EXERCISE DESCRIPTION: Your result should be the lines holding the word "deepseek", copied from the entries below.

RECORDS SUPPLIED:
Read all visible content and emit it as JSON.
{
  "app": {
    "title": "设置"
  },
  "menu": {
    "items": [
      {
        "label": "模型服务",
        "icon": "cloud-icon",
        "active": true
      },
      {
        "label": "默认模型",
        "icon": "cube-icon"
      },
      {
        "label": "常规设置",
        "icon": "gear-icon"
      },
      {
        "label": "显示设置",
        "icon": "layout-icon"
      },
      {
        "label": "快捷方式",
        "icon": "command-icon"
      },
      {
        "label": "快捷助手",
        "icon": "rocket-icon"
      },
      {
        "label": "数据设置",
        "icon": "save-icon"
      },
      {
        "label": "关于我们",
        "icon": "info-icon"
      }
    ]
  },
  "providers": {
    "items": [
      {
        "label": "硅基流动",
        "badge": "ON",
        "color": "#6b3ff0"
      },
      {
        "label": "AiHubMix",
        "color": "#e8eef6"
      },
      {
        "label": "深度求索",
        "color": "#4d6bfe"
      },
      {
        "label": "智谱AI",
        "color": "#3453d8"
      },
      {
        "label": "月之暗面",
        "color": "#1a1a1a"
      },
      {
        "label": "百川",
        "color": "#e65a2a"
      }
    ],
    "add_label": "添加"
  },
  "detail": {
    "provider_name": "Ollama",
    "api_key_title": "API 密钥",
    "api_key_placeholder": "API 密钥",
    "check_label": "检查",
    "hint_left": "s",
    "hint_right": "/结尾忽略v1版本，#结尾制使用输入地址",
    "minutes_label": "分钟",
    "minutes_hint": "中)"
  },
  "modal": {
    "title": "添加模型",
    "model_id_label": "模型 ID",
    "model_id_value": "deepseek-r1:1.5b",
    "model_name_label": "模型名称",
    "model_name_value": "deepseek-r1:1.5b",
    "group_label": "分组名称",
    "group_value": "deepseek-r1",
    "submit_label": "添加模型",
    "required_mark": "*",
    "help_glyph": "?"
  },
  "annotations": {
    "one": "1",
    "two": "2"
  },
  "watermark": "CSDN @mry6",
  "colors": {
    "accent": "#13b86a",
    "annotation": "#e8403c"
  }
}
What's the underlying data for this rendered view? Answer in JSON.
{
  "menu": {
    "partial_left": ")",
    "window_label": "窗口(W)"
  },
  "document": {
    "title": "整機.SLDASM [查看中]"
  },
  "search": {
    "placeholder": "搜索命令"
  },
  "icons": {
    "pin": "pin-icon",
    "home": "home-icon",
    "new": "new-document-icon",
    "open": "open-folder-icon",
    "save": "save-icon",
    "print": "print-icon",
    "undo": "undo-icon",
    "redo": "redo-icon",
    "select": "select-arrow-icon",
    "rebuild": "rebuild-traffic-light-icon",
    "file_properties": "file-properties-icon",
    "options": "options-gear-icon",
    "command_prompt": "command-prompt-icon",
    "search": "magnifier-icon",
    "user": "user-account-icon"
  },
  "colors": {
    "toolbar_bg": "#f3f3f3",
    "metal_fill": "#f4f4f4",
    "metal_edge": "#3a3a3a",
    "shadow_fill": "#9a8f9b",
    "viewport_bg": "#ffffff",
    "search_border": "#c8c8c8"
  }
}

RESULT OF THE EXERCISE:
    "model_id_value": "deepseek-r1:1.5b",
    "model_name_value": "deepseek-r1:1.5b",
    "group_value": "deepseek-r1",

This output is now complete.